Please count how many lines of the data include the word "tareas". Give only that number in reply.
+++ THE DATA +++
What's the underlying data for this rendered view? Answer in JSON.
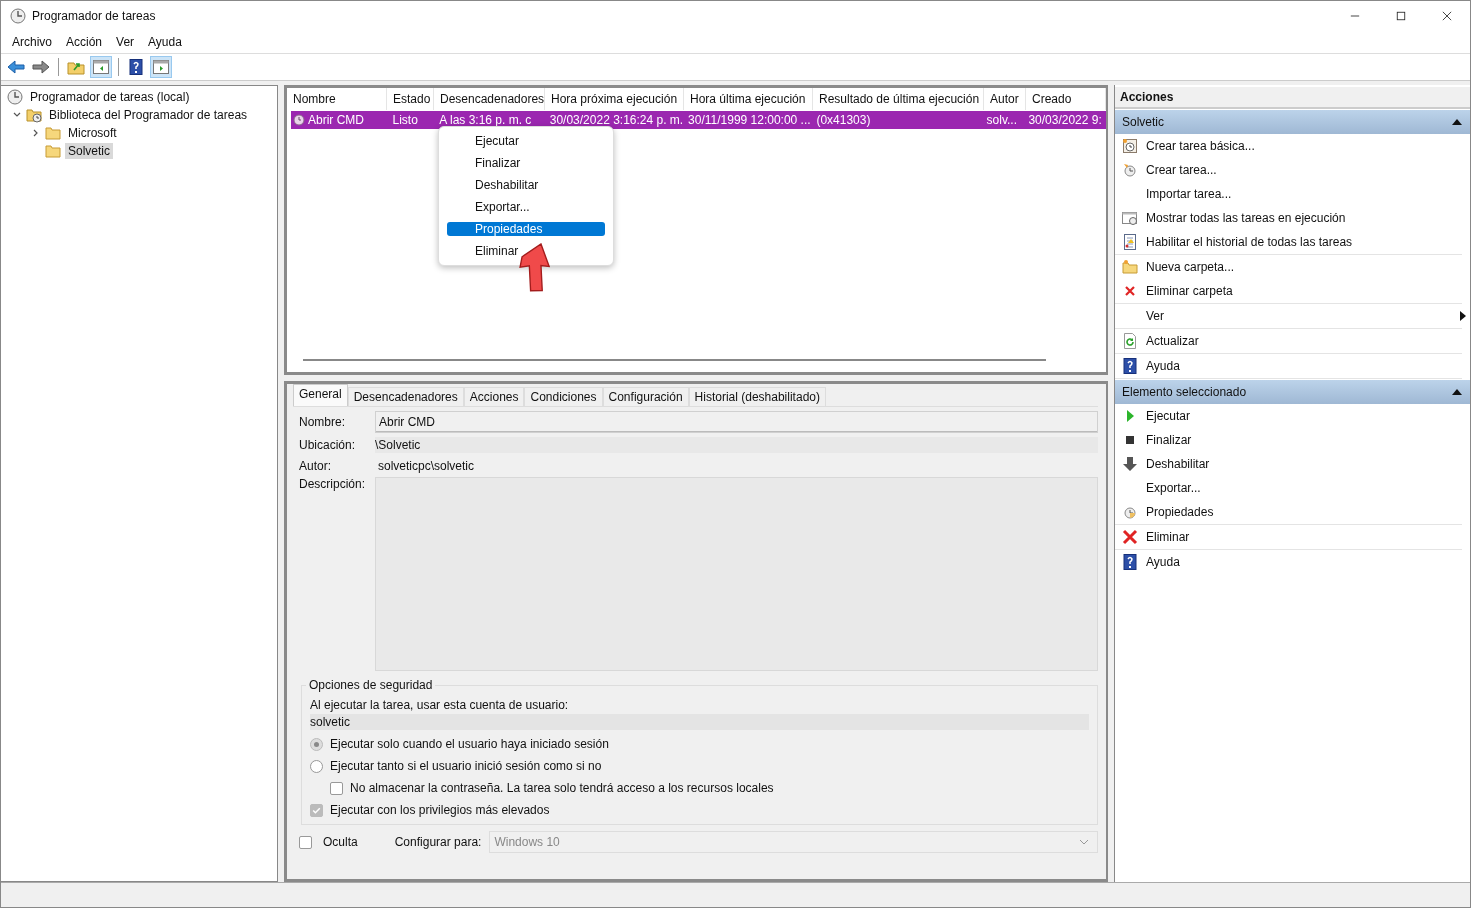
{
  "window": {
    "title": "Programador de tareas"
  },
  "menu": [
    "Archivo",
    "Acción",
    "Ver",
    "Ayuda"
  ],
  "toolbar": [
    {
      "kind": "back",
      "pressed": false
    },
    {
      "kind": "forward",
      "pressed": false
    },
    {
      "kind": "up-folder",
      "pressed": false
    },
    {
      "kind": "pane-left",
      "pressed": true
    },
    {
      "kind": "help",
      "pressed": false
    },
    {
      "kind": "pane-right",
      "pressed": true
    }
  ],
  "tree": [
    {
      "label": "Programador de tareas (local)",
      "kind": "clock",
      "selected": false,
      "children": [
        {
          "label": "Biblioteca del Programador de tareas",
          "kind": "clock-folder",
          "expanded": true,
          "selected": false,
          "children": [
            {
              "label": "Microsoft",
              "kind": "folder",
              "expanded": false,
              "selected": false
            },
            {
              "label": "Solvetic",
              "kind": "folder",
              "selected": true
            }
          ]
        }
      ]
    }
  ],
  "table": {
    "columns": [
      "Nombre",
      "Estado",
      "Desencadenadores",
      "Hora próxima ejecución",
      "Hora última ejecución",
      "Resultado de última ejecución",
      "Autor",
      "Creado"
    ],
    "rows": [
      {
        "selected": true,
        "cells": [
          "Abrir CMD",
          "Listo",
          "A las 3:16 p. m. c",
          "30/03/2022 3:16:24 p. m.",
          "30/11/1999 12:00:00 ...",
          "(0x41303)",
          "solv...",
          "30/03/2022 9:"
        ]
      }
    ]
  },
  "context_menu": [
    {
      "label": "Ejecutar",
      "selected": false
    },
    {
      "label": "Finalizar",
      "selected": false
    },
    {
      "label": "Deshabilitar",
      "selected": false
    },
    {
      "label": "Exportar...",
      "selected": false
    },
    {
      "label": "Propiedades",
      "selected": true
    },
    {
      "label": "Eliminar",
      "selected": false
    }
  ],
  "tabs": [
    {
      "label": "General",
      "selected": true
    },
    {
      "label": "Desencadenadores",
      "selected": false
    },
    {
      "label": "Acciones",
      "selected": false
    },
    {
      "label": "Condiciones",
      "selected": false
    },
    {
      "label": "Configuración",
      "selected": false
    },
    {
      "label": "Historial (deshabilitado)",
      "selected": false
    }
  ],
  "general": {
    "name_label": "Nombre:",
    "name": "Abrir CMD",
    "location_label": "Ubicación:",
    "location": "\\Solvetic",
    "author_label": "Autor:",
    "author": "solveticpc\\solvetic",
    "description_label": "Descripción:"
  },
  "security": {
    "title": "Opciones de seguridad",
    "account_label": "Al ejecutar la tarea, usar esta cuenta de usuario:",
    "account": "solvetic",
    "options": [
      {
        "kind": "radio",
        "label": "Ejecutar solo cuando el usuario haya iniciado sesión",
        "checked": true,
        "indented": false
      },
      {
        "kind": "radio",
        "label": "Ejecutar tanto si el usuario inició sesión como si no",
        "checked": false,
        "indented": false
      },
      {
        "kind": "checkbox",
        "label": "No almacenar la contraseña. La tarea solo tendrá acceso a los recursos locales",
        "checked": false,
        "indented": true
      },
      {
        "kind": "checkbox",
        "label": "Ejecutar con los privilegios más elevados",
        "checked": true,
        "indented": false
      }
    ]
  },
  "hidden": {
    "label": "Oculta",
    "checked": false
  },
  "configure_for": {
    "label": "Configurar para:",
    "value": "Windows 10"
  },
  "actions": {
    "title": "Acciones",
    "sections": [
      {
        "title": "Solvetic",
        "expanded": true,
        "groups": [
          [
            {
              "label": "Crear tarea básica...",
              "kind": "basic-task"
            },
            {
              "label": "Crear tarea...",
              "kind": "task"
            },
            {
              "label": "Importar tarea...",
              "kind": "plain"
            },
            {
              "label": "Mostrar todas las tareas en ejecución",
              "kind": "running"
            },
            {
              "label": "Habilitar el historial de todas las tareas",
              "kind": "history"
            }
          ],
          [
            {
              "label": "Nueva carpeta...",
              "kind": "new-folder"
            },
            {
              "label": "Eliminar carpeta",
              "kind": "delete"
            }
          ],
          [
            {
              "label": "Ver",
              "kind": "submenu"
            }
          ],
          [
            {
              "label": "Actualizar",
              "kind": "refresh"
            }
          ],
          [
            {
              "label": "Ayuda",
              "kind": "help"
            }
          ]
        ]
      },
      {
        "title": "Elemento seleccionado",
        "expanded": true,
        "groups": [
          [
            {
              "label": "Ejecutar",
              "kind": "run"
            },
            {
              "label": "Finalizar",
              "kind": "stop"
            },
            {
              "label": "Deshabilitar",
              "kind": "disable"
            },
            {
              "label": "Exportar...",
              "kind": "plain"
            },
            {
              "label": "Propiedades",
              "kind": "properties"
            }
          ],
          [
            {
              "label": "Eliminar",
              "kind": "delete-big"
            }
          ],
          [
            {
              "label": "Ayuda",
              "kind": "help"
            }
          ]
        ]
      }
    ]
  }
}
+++
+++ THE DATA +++
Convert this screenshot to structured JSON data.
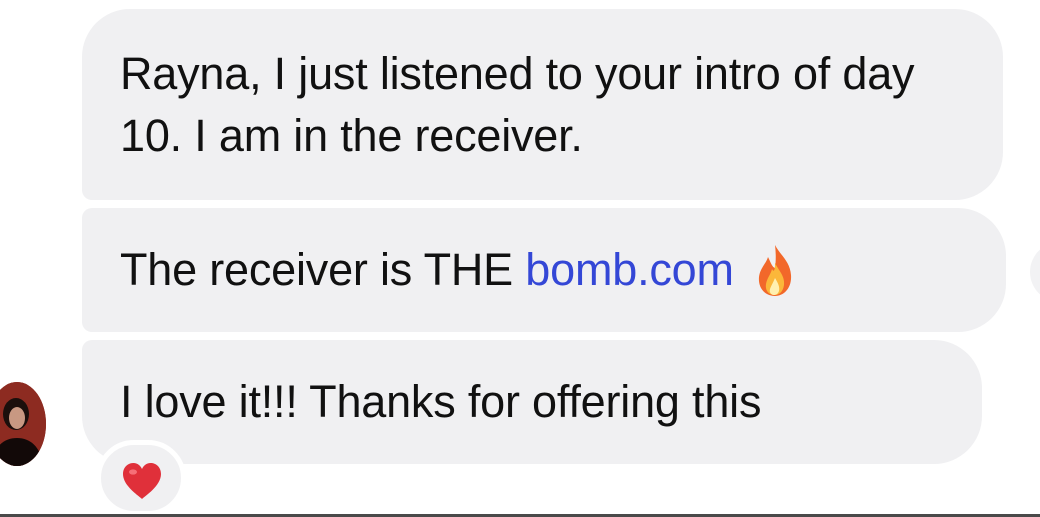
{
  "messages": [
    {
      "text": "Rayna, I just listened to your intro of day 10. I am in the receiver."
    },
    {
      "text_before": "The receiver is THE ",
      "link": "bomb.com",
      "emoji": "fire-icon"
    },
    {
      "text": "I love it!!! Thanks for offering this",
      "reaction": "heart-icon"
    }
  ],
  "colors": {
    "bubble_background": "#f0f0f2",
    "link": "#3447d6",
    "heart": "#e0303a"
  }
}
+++
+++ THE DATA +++
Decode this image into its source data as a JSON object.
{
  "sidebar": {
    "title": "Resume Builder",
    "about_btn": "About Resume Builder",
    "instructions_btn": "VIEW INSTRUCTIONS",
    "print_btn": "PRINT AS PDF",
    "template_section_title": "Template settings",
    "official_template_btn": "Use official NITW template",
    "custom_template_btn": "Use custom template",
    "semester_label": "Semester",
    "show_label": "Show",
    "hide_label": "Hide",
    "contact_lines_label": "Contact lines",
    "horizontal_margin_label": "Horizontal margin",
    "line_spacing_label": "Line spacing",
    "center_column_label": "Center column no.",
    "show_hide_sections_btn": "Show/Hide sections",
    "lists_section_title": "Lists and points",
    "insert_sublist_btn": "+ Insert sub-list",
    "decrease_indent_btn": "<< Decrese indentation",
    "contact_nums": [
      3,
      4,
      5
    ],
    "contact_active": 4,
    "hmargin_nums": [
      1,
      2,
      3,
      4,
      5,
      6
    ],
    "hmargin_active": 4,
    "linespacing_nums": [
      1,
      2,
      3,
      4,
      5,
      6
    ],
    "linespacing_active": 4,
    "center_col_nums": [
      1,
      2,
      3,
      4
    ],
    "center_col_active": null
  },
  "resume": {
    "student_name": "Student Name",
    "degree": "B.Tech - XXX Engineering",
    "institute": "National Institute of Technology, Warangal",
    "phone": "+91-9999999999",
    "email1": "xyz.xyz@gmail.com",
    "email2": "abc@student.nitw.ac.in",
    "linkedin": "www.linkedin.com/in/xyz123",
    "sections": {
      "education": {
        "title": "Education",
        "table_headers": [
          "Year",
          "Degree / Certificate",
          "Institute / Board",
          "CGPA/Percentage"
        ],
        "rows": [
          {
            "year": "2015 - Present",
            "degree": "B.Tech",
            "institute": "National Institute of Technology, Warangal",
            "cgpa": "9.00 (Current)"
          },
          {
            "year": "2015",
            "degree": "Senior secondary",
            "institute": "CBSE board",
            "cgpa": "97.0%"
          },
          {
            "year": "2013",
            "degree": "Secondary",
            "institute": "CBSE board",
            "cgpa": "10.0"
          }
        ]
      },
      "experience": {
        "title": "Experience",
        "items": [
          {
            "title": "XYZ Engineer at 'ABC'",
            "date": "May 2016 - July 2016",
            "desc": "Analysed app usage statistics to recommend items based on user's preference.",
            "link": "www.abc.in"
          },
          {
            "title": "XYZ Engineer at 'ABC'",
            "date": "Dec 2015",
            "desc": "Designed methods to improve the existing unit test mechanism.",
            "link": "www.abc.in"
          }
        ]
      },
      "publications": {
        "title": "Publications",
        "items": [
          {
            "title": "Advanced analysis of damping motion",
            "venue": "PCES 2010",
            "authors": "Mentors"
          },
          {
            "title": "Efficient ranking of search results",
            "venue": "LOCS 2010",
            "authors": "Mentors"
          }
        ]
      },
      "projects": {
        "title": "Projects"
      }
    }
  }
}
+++
▶ **SOLUTION TO THE EXERCISE**:
5